The opening of the North Tower hospital replacement wing at the Ventura County Medical Center – completed under budget – will result in increases for higher rates of outpatient visits, transition costs and higher patient numbers due to the Affordable Care Act.
The budget includes funding homeless programs such as the Homeless Prevention and Rapid Re-Housing Program, Whole Person Care, respite care, and additional funding for the Homeshare program.
• Structurally balanced at $2.24 billion.
• Increased by 3.3 percent ($70.8 million) over 2016-2017.
• General Fund budget at $1.082 billion.
• Unassigned Fund Balance (Reserves) increasing yearly. Currently at 13 percent with a goal of 15 percent. Not used for ongoing operations.
• Estimated $8 million fund balance allocated as follows:
1. $5 million to Unassigned Fund Balance (Rainy Day).
2. $3 million to Assigned Reserve (one-time projects or programs).
• Planned Required Maintenance: $8 million.
Full-Time Equivalent Employees –
• 8,972 – Reduction of 0.2 percent due to the closure of Probation work furlough program, Ventura County Health Care Plan withdrawal from National Committee for Quality Assurance and Information Technology conversion to cloud-based technology.
• Positions have been added for the Agricultural Commissioner, District Attorney and Public Defender.
• PEPRA Savings: 28 percent of employees (2,380) now covered by PEPRA. Number increases every year with new hires.
• Retirement contribution rate decreasing.
• Pension funding ratio at 84.9 percent (CalPers at 69 percent).
Public Safety –
• Funding increases to District Attorney for higher criminal prosecution workload, victim advocate funding.
• Funding increases to Public Defender. Agency is currently defending about 80 percent of all criminal filings in Ventura County. Adding two investigators.
• Constructing fire stations in Fillmore, Upper Ojai and Newbury Park.
Community Well-Being –
• Increase of $4.5 million for the Human Services Agency due to a $4.8 million decrease from CalWORKS, CalFresh and IHSS due to new cost-sharing of MOE.
• Increases to child and family services, mental health youth family program (Continuum of Care for Foster Youth.)
• Increases for senior nutrition and fall prevention.
• Increases to the Medical Examiner for administrative oversight and a system upgrade for Lodox radiology equipment.
• Mental health: Laura’s Law implemented, children’s crisis stabilization unit opened in Oxnard and adult mental health rehabilitation center opened in Camarillo.
Investments in Capital infrastructure –
• Todd Road jail Medical Facility.
• Camarillo Airport new apron and hangars.
• Technology: Human Resources and payroll system, disability management, property tax and collection system.
• Harbor administration building.
• Payroll and Time and Attendance System at the Ventura County Medical Center.

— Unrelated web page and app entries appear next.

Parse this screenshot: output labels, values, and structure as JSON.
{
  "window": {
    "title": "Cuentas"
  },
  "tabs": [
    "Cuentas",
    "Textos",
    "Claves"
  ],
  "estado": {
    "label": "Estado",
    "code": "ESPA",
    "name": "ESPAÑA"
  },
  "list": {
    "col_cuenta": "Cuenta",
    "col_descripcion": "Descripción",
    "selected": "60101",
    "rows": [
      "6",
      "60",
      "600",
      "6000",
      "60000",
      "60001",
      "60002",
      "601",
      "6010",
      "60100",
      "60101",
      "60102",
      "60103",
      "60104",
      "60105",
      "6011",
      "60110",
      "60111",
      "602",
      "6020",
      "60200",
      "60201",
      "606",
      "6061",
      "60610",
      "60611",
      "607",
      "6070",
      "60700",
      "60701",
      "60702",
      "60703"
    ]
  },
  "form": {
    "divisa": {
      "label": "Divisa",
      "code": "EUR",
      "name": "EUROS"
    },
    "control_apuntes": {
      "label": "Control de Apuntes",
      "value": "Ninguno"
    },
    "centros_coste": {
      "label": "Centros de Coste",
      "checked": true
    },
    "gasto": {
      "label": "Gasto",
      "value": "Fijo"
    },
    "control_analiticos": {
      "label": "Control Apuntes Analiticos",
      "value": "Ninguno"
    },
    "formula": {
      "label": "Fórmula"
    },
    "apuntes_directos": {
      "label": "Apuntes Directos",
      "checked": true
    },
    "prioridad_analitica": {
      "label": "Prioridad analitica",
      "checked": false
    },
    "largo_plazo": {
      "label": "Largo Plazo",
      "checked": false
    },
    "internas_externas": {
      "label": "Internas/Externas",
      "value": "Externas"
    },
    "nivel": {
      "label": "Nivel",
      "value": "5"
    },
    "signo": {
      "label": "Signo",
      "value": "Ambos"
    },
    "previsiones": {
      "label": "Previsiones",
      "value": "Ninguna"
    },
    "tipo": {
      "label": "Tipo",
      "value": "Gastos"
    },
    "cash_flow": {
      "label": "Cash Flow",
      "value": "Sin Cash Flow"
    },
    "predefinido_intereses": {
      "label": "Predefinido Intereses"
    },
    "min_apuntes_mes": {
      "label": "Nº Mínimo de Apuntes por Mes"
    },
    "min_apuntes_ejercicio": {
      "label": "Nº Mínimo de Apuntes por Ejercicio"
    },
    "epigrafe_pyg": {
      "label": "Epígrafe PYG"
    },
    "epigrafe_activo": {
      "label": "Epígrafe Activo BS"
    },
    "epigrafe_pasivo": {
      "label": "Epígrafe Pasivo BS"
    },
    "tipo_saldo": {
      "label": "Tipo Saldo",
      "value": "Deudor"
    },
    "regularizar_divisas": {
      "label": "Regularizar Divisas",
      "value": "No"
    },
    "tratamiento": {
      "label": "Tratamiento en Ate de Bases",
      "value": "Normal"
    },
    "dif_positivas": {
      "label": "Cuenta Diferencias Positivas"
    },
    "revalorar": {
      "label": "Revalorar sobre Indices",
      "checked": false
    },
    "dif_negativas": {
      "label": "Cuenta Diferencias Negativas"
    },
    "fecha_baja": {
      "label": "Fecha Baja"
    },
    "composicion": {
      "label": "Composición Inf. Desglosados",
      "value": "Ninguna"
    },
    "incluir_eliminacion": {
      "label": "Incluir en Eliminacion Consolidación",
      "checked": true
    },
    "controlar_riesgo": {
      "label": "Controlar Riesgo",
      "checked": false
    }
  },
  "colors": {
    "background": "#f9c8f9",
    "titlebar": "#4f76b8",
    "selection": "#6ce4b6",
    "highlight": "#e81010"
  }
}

Other Highlights –
• Awarded Whole Person Care pilot program.
• Funding for homeless prevention and rapid rehousing.
• Expanded services and hours for County Clerk-Recorder in East County.
• Funding for Information Technology enhancements to cyber-security and disability management.
• Required maintenance for County facilities.
• Road Repair and Accountability Act.